The Memphis City Beautiful Commission is engaging neighborhood groups and volunteers to fight blight, increase recycling and keep Memphis looking its best. Learn about what’s next for MCBC and how the community is getting involved.
Eldra White has served as executive director of the Memphis City Beautiful Commission
(MCBC) for the past 20 years and continues to tout the city’s lush tree canopy as one of the things she loves most about living in Memphis. But it’s not all about looks. Trees are a valuable piece of community infrastructure that provide improved air quality and enhanced property values, as well as a nice view.
To keep the greenery going, White and the MCBC provided thousands of tree seedlings to fourth graders at public and private schools on March 7, as they do every every year on Arbor Day. And as one of seven community leaders recently selected for the newly created Memphis Tree Board, White will continue to defend our foliage by establishing, managing and enhancing the city’s trees.

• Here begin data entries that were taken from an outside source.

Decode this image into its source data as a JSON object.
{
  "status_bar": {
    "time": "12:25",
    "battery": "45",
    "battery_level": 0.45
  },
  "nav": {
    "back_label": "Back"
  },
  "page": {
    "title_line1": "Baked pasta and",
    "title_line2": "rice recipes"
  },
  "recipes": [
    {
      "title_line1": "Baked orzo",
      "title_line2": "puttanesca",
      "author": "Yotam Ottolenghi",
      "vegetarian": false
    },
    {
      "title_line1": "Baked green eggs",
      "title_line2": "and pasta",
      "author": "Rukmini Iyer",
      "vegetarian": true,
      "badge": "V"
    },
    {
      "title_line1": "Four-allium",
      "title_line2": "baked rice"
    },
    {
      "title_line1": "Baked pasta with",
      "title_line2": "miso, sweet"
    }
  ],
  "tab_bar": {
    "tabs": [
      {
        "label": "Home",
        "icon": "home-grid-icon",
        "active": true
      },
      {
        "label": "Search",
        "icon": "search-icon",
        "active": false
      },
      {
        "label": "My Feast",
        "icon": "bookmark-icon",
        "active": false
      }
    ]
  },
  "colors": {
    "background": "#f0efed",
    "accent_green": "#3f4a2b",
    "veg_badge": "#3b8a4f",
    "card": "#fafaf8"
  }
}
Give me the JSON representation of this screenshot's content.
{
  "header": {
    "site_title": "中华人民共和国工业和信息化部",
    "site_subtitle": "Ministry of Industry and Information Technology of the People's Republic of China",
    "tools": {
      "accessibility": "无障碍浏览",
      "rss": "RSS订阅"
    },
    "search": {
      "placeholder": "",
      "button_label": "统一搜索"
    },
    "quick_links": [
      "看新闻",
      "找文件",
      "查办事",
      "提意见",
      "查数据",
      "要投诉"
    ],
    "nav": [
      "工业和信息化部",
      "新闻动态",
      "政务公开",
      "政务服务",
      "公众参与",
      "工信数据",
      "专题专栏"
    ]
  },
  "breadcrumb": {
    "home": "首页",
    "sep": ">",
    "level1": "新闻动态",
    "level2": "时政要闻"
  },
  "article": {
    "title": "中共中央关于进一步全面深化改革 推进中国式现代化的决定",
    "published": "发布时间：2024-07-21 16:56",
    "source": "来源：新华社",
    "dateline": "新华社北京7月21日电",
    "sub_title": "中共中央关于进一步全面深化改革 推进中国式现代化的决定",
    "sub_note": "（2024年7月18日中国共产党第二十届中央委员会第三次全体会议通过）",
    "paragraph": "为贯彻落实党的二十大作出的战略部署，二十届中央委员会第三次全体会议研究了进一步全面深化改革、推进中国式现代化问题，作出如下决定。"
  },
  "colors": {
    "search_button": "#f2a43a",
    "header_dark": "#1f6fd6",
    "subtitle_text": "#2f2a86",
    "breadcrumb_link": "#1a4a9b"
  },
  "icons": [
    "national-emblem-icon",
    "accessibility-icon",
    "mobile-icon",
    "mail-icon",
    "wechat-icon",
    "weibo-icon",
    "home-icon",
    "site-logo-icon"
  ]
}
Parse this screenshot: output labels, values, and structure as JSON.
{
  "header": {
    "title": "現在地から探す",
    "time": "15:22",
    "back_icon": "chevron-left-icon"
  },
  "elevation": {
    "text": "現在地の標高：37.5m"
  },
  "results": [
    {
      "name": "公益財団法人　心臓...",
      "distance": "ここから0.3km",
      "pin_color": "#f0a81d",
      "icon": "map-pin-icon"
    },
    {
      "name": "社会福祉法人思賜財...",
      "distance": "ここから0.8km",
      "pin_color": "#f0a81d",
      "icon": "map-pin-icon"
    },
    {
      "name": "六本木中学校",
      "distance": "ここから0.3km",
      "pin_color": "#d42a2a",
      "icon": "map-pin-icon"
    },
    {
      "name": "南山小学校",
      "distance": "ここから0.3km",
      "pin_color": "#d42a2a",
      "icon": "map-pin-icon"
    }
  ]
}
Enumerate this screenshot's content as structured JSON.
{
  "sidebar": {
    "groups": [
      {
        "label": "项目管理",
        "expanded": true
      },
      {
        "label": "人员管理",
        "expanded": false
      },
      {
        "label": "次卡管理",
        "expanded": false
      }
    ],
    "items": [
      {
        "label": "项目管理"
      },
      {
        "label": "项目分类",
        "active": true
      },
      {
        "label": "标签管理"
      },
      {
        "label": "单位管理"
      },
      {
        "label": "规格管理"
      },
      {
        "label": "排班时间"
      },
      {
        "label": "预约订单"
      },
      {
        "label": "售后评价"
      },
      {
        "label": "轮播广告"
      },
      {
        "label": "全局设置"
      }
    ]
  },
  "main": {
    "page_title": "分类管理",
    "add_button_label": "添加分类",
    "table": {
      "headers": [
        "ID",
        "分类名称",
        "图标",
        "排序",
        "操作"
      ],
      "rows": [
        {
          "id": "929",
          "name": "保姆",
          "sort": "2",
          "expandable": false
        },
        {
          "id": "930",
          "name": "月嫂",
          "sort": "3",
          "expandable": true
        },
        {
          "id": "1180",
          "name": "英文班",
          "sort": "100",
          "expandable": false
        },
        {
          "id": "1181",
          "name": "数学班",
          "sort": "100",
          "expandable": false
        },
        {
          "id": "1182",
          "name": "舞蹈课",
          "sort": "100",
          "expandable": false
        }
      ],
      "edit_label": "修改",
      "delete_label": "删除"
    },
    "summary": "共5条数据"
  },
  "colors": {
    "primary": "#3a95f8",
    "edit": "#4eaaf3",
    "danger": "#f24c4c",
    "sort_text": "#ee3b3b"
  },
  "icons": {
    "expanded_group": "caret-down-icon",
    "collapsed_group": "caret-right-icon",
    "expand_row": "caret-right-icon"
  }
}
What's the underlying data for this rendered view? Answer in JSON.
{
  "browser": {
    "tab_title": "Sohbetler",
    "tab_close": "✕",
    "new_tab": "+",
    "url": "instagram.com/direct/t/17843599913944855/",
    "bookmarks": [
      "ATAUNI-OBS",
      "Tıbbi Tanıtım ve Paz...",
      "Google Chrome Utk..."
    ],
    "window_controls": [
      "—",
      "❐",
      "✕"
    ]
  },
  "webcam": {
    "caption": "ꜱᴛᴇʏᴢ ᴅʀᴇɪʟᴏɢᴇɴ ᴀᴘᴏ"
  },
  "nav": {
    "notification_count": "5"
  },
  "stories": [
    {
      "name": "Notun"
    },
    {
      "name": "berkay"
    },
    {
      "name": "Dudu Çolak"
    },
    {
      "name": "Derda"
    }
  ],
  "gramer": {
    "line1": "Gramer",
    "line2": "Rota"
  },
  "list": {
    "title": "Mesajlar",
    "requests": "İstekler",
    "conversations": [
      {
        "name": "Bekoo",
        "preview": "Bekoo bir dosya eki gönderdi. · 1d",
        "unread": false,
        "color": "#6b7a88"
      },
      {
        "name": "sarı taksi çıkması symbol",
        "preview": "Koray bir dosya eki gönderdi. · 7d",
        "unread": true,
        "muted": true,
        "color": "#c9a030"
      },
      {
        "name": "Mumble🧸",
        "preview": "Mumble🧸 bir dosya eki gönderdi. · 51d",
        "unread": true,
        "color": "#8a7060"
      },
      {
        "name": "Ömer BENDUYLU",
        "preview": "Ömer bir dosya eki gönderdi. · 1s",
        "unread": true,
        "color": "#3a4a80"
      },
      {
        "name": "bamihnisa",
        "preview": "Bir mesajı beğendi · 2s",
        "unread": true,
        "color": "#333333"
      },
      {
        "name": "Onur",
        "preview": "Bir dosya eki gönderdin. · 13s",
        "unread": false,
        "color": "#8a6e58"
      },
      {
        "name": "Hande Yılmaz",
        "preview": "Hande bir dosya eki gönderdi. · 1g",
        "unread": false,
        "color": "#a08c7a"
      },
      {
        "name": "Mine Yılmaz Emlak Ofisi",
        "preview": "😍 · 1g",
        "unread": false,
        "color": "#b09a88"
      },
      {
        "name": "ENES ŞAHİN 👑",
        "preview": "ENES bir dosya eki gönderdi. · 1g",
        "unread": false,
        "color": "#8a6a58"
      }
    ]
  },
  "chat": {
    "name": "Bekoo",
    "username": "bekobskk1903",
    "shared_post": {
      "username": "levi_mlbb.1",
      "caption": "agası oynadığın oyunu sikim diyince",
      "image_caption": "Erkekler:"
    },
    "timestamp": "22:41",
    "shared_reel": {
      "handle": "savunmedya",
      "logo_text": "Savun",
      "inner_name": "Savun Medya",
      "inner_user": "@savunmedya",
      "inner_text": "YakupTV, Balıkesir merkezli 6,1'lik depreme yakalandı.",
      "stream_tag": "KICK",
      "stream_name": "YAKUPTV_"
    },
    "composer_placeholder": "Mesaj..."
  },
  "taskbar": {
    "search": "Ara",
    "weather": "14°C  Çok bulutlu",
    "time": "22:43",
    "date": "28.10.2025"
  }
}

Planting new trees is just one way of many ways that White and the oldest beautification commission in the nation (established by city ordinance in 1930) work to keep Memphis beautiful, healthy and safe. The MCBC partners year-round with neighborhoods, community groups, businesses and schools on organized clean-up projects, and its overall mission remains to inform and educate the public about litter prevention, recycling and other ways to keep Memphis looking its best.
White, a lifelong Memphian, knew working with the MCBC would be an opportunity to do great things for her city. She joined the commission in 1993 following her work with Wonders: the Memphis International Cultural Series.
Compared to 20 years ago, is Memphis a cleaner place now?
I believe we have a really beautiful city today. I think people are more aware now than before, and we’ve seen a significant green/environmental movement happening over the past several years. Like most major cities, litter and blight are still problems here, but we are working to abate both.
How important is Arbor Day for you personally and for the MCBC?
I’m thrilled that the state chose to celebrate the Arbor Day holiday here this year. City and state officials commemorated the event with a ceremony and tree planting at the Botanic Garden. We had volunteers that delivered nearly 6,000 seedlings to the various school classrooms, and the kids were able to either take the seeds home to plant or plant the seeds at their schools. Throughout the year, people can donate to the Friends of Memphis City Beautiful green city fund in memory or in honor of friends or loved ones, and that money goes into a fund to plant trees in public spaces on Arbor Day.
Memphis City Beautiful has a modest annual budget of $250,000. How are you able to make such an impact on the community?
We supported more than 500 community clean-ups last year, and many resulted from the participation of community leaders. Our job is not so much to clean up after everyone as it is to engage and get others to take action related to some of the problems that are occurring within their communities. In fact, we just picked up two national awards at the annual Keep America Beautiful conference in early February in Charlotte, N.C. We were honored for our regular organized clean-up efforts on McKeller Lake with the Memphis River Warriors as well as our creative ways of encouraging people to think about recycling with our annual Curb Couture Trashion Show fundraising event in October.
Tell us about MCBC’s Tool Bank services for the community.
With our Tool Bank service, any group that is carrying out a clean-up or a gardening project within their community can borrow tools from us free of charge. We have rakes, shovels, brooms, gloves, bags – you name it – to help them in their efforts to improve their community. This year we are looking to expand the Tool Bank with more inventory and some motorized tools like weed-eaters and lawn mowers to better keep up with the demand.
What new programs does Memphis City Beautiful have in place for 2014?
Faith in Action will be a large-scale clean-up that we will be carrying out on the weekend of April 25-27. We are targeting the city’s more than 4,000 faith-based organizations, encouraging them to make community improvement a part of their ministries. The event is open to everyone, however, including schools and businesses.
What other changes you would like to see in the future?
The city will be rolling out larger, single-stream recycling bins soon. I think the easier it is for people to recycle, the better. One of my personal goals is to bring the BigBelly Solar trash and recycling stations here, like the ones used in Philadelphia, Chicago and Boston. Garbage and recyclables placed in the bins are compacted, reducing the need to empty it as often and saving cities money on collection costs.